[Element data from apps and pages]
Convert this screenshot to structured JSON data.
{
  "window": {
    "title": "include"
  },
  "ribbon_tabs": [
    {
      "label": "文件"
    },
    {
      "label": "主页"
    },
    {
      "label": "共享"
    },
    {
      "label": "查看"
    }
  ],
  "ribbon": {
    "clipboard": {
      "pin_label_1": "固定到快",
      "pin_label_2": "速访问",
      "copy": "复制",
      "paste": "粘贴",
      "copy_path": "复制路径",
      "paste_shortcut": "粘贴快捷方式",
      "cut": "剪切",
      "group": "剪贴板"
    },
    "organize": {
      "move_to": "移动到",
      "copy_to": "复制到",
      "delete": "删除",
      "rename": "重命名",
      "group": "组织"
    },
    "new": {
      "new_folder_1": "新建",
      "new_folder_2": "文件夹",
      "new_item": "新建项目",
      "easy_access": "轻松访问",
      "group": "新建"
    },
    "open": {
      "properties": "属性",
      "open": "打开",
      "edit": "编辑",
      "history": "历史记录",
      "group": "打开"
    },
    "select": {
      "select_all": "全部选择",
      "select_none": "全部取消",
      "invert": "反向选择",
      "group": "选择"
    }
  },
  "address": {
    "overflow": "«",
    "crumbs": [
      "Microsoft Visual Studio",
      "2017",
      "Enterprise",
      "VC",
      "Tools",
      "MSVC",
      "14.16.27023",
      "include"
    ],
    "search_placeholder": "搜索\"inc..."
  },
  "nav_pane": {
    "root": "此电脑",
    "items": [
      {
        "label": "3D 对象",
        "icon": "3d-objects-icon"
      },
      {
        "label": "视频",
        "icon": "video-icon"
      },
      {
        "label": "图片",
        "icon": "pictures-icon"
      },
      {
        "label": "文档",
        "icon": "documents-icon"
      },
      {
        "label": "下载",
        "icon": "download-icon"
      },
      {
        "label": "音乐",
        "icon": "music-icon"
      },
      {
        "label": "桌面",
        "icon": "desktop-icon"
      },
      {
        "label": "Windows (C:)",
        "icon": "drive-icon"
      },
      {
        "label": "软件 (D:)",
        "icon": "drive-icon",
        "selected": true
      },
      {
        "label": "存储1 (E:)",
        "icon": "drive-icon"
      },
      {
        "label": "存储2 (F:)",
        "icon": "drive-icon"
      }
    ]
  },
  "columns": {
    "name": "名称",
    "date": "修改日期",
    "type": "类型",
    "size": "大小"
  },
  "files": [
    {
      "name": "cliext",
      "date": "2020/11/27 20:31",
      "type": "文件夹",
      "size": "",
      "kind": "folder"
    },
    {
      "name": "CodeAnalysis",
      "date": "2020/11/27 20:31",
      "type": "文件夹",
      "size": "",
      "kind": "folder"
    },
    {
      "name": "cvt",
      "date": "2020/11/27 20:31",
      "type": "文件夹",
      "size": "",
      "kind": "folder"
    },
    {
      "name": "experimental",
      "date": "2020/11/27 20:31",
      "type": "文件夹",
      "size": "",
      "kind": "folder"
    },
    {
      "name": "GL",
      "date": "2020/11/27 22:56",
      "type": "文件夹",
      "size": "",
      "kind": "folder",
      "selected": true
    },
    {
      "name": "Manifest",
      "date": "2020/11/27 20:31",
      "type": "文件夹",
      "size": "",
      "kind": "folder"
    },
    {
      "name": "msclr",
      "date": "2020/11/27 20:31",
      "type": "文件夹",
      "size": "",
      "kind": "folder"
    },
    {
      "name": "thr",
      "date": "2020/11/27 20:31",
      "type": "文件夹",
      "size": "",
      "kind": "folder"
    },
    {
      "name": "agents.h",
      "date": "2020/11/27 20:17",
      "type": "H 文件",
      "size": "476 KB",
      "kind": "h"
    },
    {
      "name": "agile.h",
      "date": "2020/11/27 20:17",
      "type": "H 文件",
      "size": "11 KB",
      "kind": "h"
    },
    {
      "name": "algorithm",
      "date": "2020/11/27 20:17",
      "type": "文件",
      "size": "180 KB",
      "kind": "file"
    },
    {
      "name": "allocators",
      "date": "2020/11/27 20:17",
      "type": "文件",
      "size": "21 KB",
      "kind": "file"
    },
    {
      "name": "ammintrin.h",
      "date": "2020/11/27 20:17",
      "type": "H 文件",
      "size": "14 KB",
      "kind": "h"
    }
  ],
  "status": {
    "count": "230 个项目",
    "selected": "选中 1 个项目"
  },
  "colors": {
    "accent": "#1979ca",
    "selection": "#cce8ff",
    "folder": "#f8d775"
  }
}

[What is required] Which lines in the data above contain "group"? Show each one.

[Answer box]
      "group": "剪贴板"
      "group": "组织"
      "group": "新建"
      "group": "打开"
      "group": "选择"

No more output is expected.